--- DATA UNDER STUDY ---

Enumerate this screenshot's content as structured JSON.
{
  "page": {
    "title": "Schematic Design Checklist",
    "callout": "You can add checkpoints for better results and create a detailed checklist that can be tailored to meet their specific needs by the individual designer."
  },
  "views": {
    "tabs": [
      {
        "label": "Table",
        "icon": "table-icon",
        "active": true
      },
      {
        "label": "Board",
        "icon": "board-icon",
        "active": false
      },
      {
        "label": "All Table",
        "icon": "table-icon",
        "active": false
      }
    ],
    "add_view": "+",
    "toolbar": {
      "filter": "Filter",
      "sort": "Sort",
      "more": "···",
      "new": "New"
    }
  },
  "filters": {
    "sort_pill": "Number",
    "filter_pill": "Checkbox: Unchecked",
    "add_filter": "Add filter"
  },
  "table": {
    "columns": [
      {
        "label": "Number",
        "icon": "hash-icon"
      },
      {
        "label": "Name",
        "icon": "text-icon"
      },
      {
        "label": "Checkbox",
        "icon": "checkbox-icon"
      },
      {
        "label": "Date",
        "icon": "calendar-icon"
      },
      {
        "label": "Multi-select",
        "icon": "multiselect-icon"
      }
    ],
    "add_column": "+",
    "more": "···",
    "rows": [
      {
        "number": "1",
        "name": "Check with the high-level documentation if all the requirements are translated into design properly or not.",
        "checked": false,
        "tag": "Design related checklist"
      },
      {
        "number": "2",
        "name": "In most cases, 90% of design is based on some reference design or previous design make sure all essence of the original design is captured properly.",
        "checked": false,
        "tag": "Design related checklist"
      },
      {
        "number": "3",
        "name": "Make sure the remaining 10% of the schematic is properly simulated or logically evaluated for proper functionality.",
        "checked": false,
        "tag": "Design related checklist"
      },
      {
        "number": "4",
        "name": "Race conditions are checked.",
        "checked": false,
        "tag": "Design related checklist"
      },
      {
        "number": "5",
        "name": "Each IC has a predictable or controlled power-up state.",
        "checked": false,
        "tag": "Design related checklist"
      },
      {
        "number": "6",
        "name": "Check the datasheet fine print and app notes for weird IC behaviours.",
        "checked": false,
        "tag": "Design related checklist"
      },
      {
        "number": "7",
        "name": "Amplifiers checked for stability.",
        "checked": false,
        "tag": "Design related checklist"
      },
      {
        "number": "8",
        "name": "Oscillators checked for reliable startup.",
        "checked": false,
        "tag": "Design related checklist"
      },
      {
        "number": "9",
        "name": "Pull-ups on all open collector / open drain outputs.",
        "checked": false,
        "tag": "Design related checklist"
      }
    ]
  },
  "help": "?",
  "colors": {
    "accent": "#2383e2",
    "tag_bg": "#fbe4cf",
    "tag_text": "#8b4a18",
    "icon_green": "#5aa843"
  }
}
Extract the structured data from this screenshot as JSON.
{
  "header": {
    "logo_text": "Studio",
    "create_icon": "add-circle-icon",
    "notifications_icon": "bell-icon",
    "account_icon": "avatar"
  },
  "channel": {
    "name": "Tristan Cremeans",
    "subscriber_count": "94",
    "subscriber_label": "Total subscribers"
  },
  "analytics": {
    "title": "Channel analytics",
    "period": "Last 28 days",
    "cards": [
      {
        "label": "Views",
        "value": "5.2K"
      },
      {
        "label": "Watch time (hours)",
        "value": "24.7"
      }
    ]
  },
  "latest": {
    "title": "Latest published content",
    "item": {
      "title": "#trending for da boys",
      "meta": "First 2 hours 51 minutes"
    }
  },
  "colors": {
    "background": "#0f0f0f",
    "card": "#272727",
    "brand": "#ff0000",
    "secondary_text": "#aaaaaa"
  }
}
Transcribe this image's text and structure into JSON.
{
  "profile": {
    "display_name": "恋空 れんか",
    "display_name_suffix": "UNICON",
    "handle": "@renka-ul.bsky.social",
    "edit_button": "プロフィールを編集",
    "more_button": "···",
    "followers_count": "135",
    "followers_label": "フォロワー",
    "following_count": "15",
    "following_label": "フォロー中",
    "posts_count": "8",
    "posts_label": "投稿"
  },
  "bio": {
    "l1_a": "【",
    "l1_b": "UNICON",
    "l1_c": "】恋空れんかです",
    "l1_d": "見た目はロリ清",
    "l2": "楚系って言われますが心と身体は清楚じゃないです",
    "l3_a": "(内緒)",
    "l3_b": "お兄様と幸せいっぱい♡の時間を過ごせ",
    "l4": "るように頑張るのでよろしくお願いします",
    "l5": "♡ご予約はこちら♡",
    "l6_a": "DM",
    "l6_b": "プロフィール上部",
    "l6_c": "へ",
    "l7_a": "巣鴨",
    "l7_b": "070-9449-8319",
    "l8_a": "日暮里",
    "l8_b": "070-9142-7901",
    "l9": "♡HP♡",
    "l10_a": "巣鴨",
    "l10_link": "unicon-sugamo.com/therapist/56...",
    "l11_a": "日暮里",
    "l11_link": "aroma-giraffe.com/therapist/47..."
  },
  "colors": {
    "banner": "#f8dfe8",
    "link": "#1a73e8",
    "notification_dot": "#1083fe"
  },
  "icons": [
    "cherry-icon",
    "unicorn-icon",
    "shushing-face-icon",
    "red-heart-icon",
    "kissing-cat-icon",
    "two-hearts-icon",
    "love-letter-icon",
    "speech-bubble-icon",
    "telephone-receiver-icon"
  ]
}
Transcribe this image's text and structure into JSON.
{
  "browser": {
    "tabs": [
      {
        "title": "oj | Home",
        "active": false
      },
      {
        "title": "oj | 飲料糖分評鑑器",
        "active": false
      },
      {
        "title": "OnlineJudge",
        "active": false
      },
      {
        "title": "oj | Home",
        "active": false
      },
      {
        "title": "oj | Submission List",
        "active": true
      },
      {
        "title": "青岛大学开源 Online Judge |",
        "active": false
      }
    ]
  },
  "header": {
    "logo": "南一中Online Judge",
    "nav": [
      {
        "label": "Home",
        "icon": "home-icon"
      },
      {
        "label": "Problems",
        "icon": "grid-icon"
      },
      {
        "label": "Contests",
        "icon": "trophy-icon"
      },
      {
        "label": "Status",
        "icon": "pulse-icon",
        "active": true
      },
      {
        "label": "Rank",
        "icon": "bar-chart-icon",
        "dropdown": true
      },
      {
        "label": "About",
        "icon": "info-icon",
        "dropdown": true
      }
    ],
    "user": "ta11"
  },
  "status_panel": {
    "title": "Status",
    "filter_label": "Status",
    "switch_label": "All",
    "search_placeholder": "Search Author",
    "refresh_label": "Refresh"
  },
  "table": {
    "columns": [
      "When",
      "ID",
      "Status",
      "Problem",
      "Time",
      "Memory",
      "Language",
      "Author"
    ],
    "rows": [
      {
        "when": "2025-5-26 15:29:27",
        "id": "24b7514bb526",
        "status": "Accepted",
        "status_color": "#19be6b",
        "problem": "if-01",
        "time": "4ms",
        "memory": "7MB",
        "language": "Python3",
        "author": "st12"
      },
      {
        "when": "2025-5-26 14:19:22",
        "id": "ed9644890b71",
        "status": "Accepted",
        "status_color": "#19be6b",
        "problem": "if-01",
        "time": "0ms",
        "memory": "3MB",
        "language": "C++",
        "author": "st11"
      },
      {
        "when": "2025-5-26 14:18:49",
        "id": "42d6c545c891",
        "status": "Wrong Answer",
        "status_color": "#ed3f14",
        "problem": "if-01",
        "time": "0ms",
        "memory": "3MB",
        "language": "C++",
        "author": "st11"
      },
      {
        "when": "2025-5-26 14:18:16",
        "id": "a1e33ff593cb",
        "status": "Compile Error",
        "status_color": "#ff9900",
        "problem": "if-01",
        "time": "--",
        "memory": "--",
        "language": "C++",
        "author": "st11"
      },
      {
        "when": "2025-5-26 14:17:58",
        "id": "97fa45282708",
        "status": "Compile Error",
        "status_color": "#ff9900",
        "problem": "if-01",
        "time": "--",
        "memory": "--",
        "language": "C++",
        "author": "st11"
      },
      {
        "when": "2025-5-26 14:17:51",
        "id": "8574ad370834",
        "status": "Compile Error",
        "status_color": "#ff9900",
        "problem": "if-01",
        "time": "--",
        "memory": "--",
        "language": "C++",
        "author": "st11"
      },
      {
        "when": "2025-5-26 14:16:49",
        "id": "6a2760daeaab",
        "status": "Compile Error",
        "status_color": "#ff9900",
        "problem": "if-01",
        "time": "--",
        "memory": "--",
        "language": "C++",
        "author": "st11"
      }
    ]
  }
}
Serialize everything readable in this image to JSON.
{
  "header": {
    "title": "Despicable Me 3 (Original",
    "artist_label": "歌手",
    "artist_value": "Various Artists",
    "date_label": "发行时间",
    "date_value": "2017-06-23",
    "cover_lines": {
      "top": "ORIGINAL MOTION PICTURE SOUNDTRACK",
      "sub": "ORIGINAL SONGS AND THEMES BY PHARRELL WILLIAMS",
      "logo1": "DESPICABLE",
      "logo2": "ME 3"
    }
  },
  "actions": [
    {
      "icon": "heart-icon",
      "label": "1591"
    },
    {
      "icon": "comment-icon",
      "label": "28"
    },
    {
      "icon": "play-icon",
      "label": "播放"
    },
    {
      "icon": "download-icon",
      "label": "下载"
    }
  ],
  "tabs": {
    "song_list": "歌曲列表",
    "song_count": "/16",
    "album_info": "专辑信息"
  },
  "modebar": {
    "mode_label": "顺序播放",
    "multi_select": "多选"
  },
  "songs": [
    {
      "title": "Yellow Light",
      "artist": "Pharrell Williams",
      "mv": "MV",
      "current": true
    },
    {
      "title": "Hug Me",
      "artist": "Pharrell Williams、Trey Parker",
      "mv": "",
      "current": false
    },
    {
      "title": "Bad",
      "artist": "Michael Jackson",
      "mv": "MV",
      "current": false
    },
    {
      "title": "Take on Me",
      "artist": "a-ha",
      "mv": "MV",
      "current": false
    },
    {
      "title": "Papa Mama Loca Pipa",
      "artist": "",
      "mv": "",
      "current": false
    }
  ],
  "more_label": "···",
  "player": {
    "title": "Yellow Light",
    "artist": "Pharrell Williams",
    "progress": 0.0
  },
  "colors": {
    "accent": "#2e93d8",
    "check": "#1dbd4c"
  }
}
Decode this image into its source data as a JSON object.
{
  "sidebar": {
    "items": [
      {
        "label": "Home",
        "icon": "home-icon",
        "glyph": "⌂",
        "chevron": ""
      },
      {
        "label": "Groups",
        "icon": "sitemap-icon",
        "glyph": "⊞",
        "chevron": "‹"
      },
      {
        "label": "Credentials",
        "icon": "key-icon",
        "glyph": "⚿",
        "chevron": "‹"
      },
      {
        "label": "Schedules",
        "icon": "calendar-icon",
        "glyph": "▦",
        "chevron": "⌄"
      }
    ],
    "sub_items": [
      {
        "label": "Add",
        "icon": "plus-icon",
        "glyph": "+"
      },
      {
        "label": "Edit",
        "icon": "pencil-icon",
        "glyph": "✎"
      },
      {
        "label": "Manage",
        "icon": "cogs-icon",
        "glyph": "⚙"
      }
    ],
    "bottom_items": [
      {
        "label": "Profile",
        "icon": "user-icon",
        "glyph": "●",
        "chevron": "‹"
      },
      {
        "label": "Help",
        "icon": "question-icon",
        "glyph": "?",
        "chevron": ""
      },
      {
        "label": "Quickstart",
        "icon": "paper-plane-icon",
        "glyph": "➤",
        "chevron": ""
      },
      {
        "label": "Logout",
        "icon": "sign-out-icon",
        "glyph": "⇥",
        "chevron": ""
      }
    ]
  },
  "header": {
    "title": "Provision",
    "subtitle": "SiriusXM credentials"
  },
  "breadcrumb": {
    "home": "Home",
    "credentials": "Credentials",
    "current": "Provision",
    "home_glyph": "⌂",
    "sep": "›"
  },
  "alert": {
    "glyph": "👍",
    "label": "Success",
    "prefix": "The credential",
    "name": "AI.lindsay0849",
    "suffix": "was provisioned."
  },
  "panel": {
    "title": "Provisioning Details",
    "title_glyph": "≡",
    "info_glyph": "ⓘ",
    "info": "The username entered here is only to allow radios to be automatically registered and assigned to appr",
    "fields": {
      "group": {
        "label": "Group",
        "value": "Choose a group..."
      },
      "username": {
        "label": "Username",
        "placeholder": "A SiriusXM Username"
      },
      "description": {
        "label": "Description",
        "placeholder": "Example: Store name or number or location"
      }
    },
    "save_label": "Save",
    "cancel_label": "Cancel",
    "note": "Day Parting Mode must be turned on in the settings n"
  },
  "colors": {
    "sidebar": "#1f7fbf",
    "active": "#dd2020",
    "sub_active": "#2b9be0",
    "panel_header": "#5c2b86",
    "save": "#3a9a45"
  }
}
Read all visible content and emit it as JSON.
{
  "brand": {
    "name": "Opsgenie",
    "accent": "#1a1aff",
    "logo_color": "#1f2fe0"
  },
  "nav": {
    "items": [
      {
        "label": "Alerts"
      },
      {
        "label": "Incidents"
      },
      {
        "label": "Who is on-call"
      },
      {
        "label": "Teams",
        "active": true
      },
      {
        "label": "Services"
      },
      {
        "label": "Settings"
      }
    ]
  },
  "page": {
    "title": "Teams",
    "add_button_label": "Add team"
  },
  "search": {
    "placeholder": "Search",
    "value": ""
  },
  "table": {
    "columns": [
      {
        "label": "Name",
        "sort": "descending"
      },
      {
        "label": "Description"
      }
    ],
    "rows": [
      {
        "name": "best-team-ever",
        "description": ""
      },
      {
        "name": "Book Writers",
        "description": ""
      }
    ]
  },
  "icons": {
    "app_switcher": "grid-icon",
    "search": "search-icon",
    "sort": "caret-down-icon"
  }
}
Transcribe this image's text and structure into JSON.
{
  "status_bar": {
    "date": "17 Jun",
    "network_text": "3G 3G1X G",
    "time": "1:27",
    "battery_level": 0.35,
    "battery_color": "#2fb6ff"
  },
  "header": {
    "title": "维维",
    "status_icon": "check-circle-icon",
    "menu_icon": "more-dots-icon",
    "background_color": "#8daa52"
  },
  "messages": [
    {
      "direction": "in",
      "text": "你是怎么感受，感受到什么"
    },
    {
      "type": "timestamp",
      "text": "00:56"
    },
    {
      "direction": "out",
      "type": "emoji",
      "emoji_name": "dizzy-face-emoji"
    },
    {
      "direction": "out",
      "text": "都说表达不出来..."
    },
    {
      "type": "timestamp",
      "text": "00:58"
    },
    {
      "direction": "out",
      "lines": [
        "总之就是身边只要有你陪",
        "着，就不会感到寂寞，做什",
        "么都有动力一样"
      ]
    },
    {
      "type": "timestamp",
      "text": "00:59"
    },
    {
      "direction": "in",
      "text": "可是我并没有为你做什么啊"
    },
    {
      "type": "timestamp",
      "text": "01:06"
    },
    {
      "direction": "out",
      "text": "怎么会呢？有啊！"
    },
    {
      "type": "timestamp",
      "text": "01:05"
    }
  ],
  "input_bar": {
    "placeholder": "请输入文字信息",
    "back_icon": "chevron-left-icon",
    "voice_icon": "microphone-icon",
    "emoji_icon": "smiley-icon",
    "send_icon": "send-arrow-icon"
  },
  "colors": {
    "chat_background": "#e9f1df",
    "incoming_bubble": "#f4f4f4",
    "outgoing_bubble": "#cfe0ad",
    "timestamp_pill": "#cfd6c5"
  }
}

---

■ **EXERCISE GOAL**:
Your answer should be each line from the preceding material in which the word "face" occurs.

■ **REPLY TO THE EXERCISE**:
    "shushing-face-icon",
      "emoji_name": "dizzy-face-emoji"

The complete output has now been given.